Sonoma Valley Regional Park. Set in rolling hills 5 miles north of Sonoma off State 12, this park covers 162 acres of grassy oak woodlands. Picnic tables dot the slopes where you're likeliest to see wildflowers. The brushy lowlands are lively with warblers, sparrows, and meadowlarks. A new paved 1 1/4-mile bike and hiking path curves under mistletoe-laden oaks, and 2 miles of footpaths snake over the hills. Day-use fee is $1.
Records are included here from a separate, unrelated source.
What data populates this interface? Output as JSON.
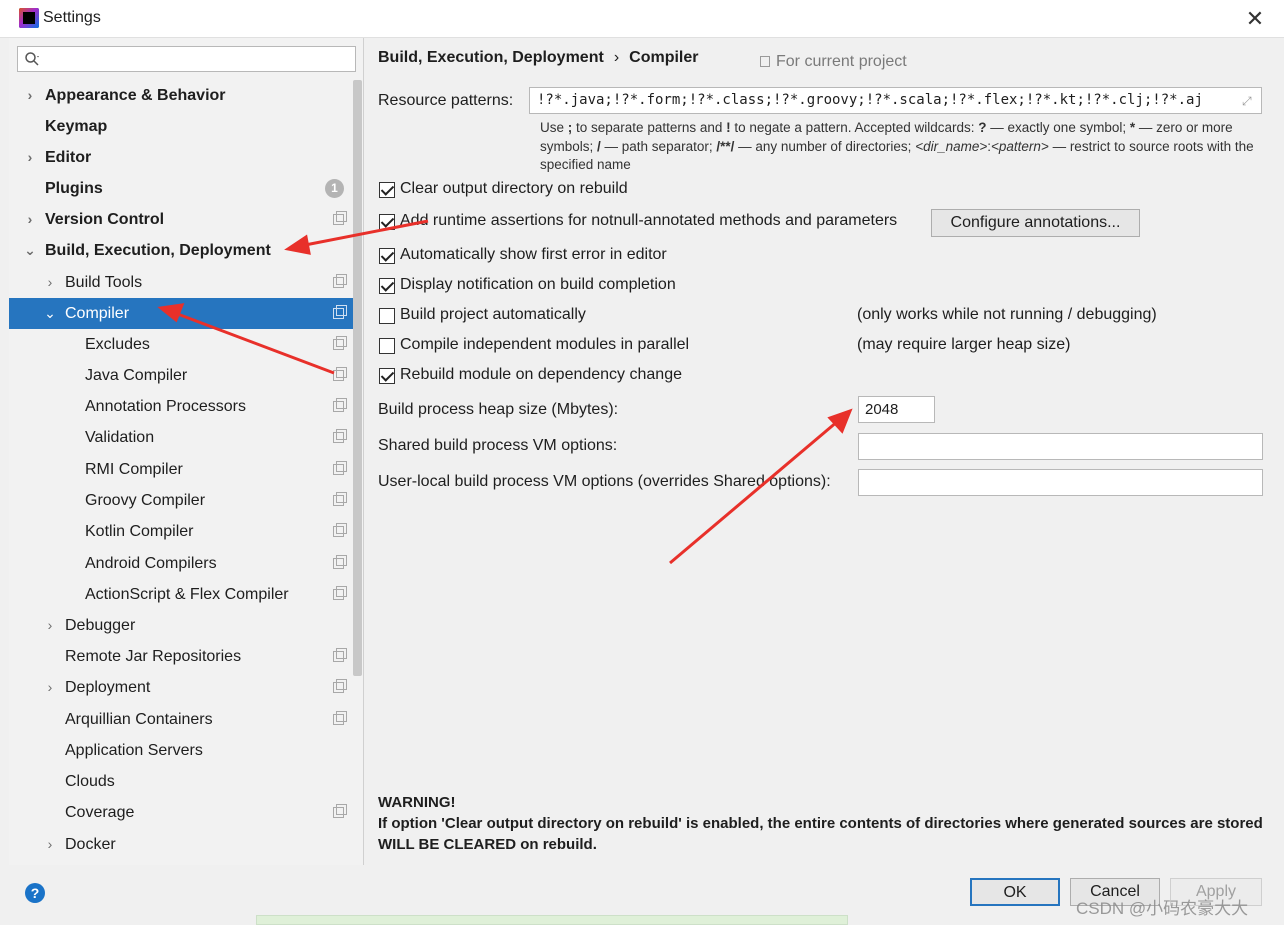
{
  "window": {
    "title": "Settings",
    "close_glyph": "✕"
  },
  "sidebar": {
    "search_placeholder": "",
    "items": [
      {
        "label": "Appearance & Behavior",
        "arrow": "›",
        "bold": true
      },
      {
        "label": "Keymap",
        "bold": true
      },
      {
        "label": "Editor",
        "arrow": "›",
        "bold": true
      },
      {
        "label": "Plugins",
        "bold": true,
        "badge": "1"
      },
      {
        "label": "Version Control",
        "arrow": "›",
        "bold": true
      },
      {
        "label": "Build, Execution, Deployment",
        "arrow": "⌄",
        "bold": true
      },
      {
        "label": "Build Tools",
        "arrow": "›"
      },
      {
        "label": "Compiler",
        "arrow": "⌄",
        "selected": true
      },
      {
        "label": "Excludes"
      },
      {
        "label": "Java Compiler"
      },
      {
        "label": "Annotation Processors"
      },
      {
        "label": "Validation"
      },
      {
        "label": "RMI Compiler"
      },
      {
        "label": "Groovy Compiler"
      },
      {
        "label": "Kotlin Compiler"
      },
      {
        "label": "Android Compilers"
      },
      {
        "label": "ActionScript & Flex Compiler"
      },
      {
        "label": "Debugger",
        "arrow": "›"
      },
      {
        "label": "Remote Jar Repositories"
      },
      {
        "label": "Deployment",
        "arrow": "›"
      },
      {
        "label": "Arquillian Containers"
      },
      {
        "label": "Application Servers"
      },
      {
        "label": "Clouds"
      },
      {
        "label": "Coverage"
      },
      {
        "label": "Docker",
        "arrow": "›"
      }
    ]
  },
  "main": {
    "breadcrumb": {
      "parent": "Build, Execution, Deployment",
      "separator": "›",
      "current": "Compiler"
    },
    "scope": "For current project",
    "resource_patterns": {
      "label": "Resource patterns:",
      "value": "!?*.java;!?*.form;!?*.class;!?*.groovy;!?*.scala;!?*.flex;!?*.kt;!?*.clj;!?*.aj",
      "expand_glyph": "⤢"
    },
    "hint": {
      "p1": "Use ",
      "b1": ";",
      "p2": " to separate patterns and ",
      "b2": "!",
      "p3": " to negate a pattern. Accepted wildcards: ",
      "b3": "?",
      "p4": " — exactly one symbol; ",
      "b4": "*",
      "p5": " — zero or more symbols; ",
      "b5": "/",
      "p6": " — path separator; ",
      "b6": "/**/",
      "p7": " — any number of directories; ",
      "i1": "<dir_name>",
      "p8": ":",
      "i2": "<pattern>",
      "p9": " — restrict to source roots with the specified name"
    },
    "checkboxes": {
      "clear_output": {
        "label": "Clear output directory on rebuild",
        "checked": true
      },
      "runtime_assertions": {
        "label": "Add runtime assertions for notnull-annotated methods and parameters",
        "checked": true
      },
      "show_first_error": {
        "label": "Automatically show first error in editor",
        "checked": true
      },
      "display_notification": {
        "label": "Display notification on build completion",
        "checked": true
      },
      "build_automatically": {
        "label": "Build project automatically",
        "checked": false,
        "note": "(only works while not running / debugging)"
      },
      "compile_parallel": {
        "label": "Compile independent modules in parallel",
        "checked": false,
        "note": "(may require larger heap size)"
      },
      "rebuild_on_dependency": {
        "label": "Rebuild module on dependency change",
        "checked": true
      }
    },
    "configure_annotations_button": "Configure annotations...",
    "heap_size": {
      "label": "Build process heap size (Mbytes):",
      "value": "2048"
    },
    "shared_vm": {
      "label": "Shared build process VM options:",
      "value": ""
    },
    "user_local_vm": {
      "label": "User-local build process VM options (overrides Shared options):",
      "value": ""
    },
    "warning": {
      "title": "WARNING!",
      "text": "If option 'Clear output directory on rebuild' is enabled, the entire contents of directories where generated sources are stored WILL BE CLEARED on rebuild."
    }
  },
  "footer": {
    "help_glyph": "?",
    "ok_label": "OK",
    "cancel_label": "Cancel",
    "apply_label": "Apply",
    "watermark": "CSDN @小码农豪大大"
  },
  "colors": {
    "selection": "#2675bf",
    "annotation_arrow": "#e8302a",
    "help_icon": "#1a73c8"
  }
}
Photo: Star lily puts in a spring appearance in Sugarloaf Ridge State Park; hiker scans vista of chaparral from park's Ridge View Trail

Photo: Five parks branch off State 12 at Sonoma Valley's northwest end

Photo: Grassy shore at Spring Lake lures loungers; sailboat catches breeze

Photo: Proud catch: spin-caster pulled three trout from stocked Spring Lake

Photo: Shoes off, footsore hiker and companion refuel after hard hike up Hood Mountain
COPYRIGHT 1988 Sunset Publishing Corp.
No portion of this article can be reproduced without the express written permission from the copyright holder.
Copyright 1988 Gale, Cengage Learning. All rights reserved.

Article Details
Printer friendly Cite/link Email Feedback
Publication:Sunset
Date:Apr 1, 1988
Words:704
Previous Article:Hidden drip system irrigates a pair of wire baskets on a lamppost.
Next Article:Volunteering to restore historic ships in San Francisco.
Topics:


Related Articles
Leg-stretchers for the season's first hike.
Old oaks, dainty wildflowers in a Stockton regional park.
Window on the West.
Idyllic Annadel.
SPRING SIGNS POP(PY) UP ALONG DESERT ROADSIDE.
A.V. A BLOOMIN' SIGHT; POPPIES READY TO JOIN PALETTE OF WILDFLOWERS.
POPPY PUNDITS PESSIMISTIC : WARM MONTH, LACK OF RAIN SEEN AS BAD SIGN AT RESERVE.
SIGNS OF SPRING\Opening day nears for poppy reserve\Full blooms not expected 'til April because of cool weather in\February.
HILLS ARE ALIVE WITH WILDFLOWERS\Ventura County burn zones yield plenty of blooms.
WILDFLOWERS ARE PUTTING ON AN EARLY SHOW BEAUTIFUL BLOSSOMS A RESULT OF WET SEASON, SUNSHINE.

Terms of use | Copyright © 2017 Farlex, Inc. | Feedback | For webmasters